But even those documents remained laced with the darkness of stubborn past evils and stupidities, such as human slavery and, further, institutionalized in law and religion, inequality leveled against women and the others.
Yet, there was more progress to come in this nation, won in the bloody Civil War and by the nation’s women in a 72 year progressive battle for the right to vote and other equalities; as always, the battle was a struggle between progressivism and entrenched, period conservatives and conservatism, political and religious.
In all of the examples above, from Socrates to Jesus and through the Enlightenment that brought forth this nation’s progressive journey through an old, stubborn, fixed darkness; the question that must be asked of all these period changes: What did the conservative population think of themselves politically, culturally and religiously?
For example, did the large segment of the population supporting slavery think of themselves as supporting a horrible evil? Well, no, if you read their period writings, speeches, and especially, sermons, they thought of themselves as the “true” political patriots/Americans, as the religiously founded, the chosen of God, the salt of the earth, the faithful with the best culture.
So, what historical burdens are in words when used as labels as defined today, looking back through human history and the darkness/evils of a human past — measured against the centuries of efforts and suffering needed for each little scrap of advancement — scientific, social and human dignity?
Well, as for me I choose the label progressive, having learned to sympathize with those forced to drink hemlock for daring to think skeptically, crucified by political/religious conservatives for liberal words, burned at the stake for thinking and speaking, held in slavery for profit, lynched as examples against perceived social threats, and spat upon for demanding the right to vote and human equality — such a partial list!
We should be careful with labels as history records our time, that we need not later to lie about our part under a different label — one that we were not!

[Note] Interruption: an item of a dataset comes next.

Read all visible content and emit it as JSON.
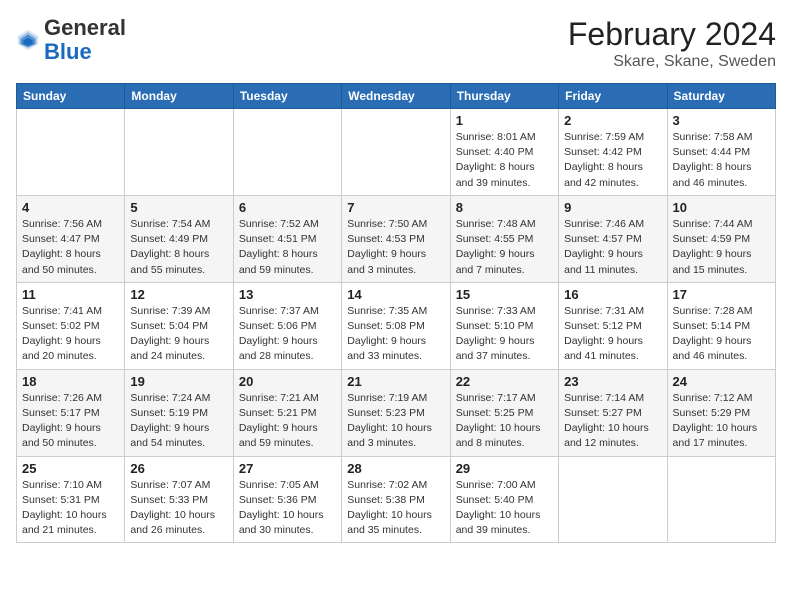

Terry Mehaffey
Los Lunas

State should invest in the sun
Editor:
In response to the letter by Donna Crawford and shared by the News-Bulletin issue, dated Oct. 17, 2013, about the environmentalist scare.
Ms. Crawford does her best to make the environmentalist appear to be ridiculous and goes as far to label environmentalist as “greenies.”  The enthusiasm shared in this letter is much appreciated. The topic of Ms. Crawford’s letter has become my forte … oil, gas and coal and their relation to renewable energy (i.e. solar, wind  and geothermal).
Oil, gas and coal are bi-products of solar energy. It is because of the sun that we exist as we know life to be here on planet Earth. The Earth is a product of the sun.
The sun is the Earth’s power source. Human inhabitants of planet Earth learned to manipulate the abundant supply of solar energy’s natural resources, such as petroleum, and make enormous profit selling refined petroleum fuels to up link markets that make up the consumer market.
A conservative estimate of daily fuel pump sales can total $2 billion per day in the United States alone.
I understand the environmentalist scare described in the letter by Donna Crawford. The scare or the fear is from knowing the profits just described could be significantly reduced when the automobile industry and the power producing industry by-pass the oil, gas and coal middle-person and connect directly to the sun and wind.
I too would be scared and fearful of the sun and wind having vested financial interest in oil, gas and coal. It would be time for me to diversify my financial interest to include renewable energy power sources.
May the sun continue to shine and wind continue on it’s merry way producing power for planet Earth’s human inhabitants. May New Mexico take a leading role in renewable energy power production.

Michael Melendez
Los Lunas